In terms of Pitch%, Sale is pitching more frequently higher in the zone and further away from the lower third. Looking at Strike% in the lower third from 2015 to 2016, his overall Strike% dropped by 9% on average. Compared to his career, it dropped by 2% in 2016. Examining Sale’s Swing%, he induced on average 6% less swings in 2016 than in 2015 and 5% less compared to his career in the lower third. Looking at Contact% as well, his rate in the lower third increased by 2% from 2015-2016, but matched his career rate.
With no apparent injury during 2016, these shifts should set off warning bells. His increased pitching within the Strike Zone (which would somewhat explain the increased contact rate) could be a sign of maturing pitching (or may well be compensation for a lack of stuff). It’s hard to tell. However, by looking at where Sale located his pitches and which outcomes he generated it becomes increasing clear Sale struggled to control his pitches in 2016.
Now, there is no reason to declare Sale a pitcher on a downward slope based on one season. Every pitcher should be allotted a less than stellar season (and by most measures, Sale still excelled). However, that are indicators that suggest a few worrisome “trends.” Keeping all of that info about Sale in consideration, he did pitch are career high in innings pitched and was still Top-20 in %SwStr, Swing%, and O-Swing%. All of which would indicate he is still elite – just not to typical Chris Sale standards.
As always, delving into stats always leads to more questions than answers.

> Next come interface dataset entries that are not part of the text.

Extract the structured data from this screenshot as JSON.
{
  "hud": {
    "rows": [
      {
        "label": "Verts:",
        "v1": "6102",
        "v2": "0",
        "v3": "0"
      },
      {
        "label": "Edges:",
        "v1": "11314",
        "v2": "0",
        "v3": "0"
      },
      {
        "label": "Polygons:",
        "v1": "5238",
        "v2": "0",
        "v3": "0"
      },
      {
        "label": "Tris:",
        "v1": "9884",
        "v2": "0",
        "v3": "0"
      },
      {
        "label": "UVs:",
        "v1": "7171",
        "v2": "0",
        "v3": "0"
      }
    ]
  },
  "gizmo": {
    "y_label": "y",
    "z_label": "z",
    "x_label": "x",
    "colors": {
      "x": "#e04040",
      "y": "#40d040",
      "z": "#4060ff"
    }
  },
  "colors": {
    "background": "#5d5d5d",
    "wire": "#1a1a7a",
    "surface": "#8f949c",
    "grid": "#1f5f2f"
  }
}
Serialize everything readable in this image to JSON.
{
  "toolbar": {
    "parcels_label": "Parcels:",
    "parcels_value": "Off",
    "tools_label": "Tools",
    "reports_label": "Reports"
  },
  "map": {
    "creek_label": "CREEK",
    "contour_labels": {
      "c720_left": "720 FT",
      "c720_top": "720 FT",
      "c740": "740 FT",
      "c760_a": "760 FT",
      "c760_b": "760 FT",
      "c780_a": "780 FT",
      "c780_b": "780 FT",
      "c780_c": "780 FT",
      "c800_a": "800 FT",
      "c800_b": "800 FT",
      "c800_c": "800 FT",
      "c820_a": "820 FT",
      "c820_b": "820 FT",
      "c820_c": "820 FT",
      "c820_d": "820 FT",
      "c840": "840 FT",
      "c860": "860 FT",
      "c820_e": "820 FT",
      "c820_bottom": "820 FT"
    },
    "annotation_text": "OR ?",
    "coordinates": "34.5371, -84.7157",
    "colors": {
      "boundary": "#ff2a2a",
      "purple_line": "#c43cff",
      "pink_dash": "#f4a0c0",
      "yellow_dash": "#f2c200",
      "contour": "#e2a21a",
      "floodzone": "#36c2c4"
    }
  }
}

How did the defense behind him impact his numbers (an elevated ERA typically suggest a leaky defense)? How did his fastball and slider compare across Swing%, etc.? Additionally, you have to consider that the White Sox had a revolving door at catcher. One of the few times in Sale’s career that he hasn’t had a steady battery mate. Those are questions worth exploring.
As with any trade involving prospects and an established veteran, you’re banking on potential vs. known performance and Sale has proven in his career (albeit brief) that he can dominate and push his ceiling even higher. A rotation of Max Scherzer, Chris Sale, Stephen Strasburg, Tanner Roark as the 1-4 with the 5th spot going to Gio Gonzalez or Joe Ross would give the Nationals a nice set-up and Sale’s contract is arguably the most affordable for a pitcher of his ilk in baseball. Numbers don’t always turn into trends and they can’t always project the future, but such a dramatic dip in certain power-pitching categories should give anyone looking to trade for Sale a little bit more reserved.
https://t.co/sU5KUvwzt2 why the #Nationals are expected to be aggressive this offseason.
— Joel Sherman (@Joelsherman1) November 22, 2016